What is the fundamental issue?
The Section 8 voucher program provides a government subsidy to bridge the gap between a low-income tenant's income and the cost of providing housing, enabling recipients to choose where they want to live. The property operator enters into a contract with the tenant and third party, usually the local housing authority, which pays the portion of the rent above the amount to which the tenant is directly obligated to the landlord, as a rental subsidy, subject to maximum fair market rents for the community.
I am a real estate professional. What does this mean for my business?
NAR and IREM members own and manage properties that accept Section 8 vouchers. Streamlining the process will make it easier to provide affordable housing options for these residents.
NAR supports proposals to streamline the Section 8 voucher program, and provide greater flexibility to local housing authorities. NAR opposes block granting the Section 8 voucher program to the states. In addition, REALTORS® want to be sure that funding levels are sufficient to current and handle future housing needs.
NAR championed HR 3700, which contained a number of provisions to streamline the Section 8 voucher program including:
- Streamlining the property inspection process for vouchers
- Allows immediate occupancy if alternate inspection within 24 months

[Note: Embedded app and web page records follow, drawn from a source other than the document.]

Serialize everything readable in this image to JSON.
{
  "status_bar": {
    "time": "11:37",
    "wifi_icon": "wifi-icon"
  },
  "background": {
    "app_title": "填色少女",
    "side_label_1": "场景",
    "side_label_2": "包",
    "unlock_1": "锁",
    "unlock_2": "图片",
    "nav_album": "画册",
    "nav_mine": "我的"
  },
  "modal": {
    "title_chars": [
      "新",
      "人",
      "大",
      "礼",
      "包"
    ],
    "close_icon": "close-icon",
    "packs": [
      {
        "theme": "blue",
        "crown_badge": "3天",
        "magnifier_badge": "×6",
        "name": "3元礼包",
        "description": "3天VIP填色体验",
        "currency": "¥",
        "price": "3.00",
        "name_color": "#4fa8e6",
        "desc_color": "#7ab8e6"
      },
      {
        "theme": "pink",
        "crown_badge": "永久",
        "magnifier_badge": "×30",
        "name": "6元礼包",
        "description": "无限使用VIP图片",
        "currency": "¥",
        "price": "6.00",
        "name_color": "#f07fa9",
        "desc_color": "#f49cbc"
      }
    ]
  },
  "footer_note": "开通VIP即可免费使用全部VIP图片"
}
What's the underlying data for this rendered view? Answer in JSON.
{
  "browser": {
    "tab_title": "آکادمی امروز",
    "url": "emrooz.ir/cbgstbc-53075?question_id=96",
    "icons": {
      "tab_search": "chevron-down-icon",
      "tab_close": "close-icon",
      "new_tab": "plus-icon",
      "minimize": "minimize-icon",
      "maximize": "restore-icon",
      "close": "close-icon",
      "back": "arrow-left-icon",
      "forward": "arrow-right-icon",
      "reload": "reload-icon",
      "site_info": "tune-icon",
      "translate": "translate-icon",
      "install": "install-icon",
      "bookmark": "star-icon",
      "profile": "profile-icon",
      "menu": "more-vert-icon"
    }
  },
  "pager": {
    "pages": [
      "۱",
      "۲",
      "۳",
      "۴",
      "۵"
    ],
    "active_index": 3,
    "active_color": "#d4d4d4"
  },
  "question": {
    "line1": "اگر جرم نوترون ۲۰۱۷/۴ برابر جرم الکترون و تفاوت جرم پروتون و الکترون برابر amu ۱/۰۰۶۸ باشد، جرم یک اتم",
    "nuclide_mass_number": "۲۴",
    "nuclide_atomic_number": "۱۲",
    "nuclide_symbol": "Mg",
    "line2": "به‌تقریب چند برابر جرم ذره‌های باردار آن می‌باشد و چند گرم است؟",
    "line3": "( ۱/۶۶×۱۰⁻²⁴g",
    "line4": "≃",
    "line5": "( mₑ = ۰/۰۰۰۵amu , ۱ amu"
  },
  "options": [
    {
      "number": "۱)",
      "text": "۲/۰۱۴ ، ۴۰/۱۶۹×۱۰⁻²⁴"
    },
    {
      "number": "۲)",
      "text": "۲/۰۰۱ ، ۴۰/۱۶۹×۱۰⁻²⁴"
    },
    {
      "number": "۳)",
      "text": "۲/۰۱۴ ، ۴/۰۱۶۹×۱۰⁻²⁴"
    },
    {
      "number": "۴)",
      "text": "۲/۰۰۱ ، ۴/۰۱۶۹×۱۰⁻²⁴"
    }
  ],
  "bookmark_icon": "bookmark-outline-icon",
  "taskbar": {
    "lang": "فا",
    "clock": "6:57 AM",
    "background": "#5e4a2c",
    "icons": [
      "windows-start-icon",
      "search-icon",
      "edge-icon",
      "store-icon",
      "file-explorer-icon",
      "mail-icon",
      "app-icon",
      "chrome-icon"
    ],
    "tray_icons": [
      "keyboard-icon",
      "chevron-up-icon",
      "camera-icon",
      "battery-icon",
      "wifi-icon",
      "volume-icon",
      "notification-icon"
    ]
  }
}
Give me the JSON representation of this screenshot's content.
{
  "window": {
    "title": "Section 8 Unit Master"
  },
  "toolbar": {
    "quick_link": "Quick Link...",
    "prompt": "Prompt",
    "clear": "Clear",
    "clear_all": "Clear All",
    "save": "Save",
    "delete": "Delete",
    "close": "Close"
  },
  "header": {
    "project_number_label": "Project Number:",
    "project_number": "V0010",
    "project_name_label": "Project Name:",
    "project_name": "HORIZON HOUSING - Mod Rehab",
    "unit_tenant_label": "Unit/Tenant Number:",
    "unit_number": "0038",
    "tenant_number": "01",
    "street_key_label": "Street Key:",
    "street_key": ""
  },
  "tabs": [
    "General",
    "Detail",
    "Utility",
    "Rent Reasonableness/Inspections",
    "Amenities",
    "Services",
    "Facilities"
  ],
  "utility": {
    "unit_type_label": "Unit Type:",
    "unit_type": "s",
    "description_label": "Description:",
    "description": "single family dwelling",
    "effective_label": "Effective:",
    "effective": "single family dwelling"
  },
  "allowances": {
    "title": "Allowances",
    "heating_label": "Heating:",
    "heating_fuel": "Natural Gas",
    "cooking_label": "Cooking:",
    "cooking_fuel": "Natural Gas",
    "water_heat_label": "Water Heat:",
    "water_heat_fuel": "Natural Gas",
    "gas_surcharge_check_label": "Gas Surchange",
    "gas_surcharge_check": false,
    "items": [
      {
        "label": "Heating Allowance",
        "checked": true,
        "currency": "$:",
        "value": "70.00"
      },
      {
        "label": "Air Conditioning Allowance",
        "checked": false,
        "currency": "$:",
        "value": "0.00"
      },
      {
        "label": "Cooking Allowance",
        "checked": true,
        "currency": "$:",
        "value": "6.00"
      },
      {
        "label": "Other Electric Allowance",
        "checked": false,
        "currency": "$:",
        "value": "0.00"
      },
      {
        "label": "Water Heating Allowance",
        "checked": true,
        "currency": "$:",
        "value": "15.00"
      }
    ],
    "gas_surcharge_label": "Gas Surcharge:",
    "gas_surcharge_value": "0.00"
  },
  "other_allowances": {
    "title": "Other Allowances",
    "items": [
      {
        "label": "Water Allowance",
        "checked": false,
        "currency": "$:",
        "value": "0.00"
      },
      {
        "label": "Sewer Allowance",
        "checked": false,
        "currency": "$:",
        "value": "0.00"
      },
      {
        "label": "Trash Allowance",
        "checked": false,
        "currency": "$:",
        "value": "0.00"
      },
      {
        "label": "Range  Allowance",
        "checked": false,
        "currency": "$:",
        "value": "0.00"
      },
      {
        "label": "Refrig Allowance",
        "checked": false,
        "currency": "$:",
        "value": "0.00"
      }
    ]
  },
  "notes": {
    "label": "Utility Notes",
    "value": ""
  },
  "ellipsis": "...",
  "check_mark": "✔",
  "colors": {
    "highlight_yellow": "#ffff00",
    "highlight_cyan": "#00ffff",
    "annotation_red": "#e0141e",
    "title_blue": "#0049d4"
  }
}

- Tenant may occupy after PHA inspection if no life-threatening conditions exist, as long as deficiencies corrected within 30 days
- Streamlines rent determination policies
- raise the standard deduction for elderly and disabled & index to inflation
- requires interim reviews only when a family’s income drops by 10 percent or more
- allows income determinations based under SNAP and other federal means-tested programs, without separate verifications
- Allow for eviction of over-income families
- Expands use of project-based vouchers in areas where vouchers are difficult to use due to market conditions
HUD is still in the process of implementing these changes, and NAR is working with the agency.
HUD has begun a series of "listening sessions" to collect feedback from landlords across the country about why they don't take housing vouchers. NAR is asking REALTORS® to participate in these sessions, and we are hopeful that HUD will make changes to the program that ease burdens on landlords.
Federal Financing and Housing Policy Committee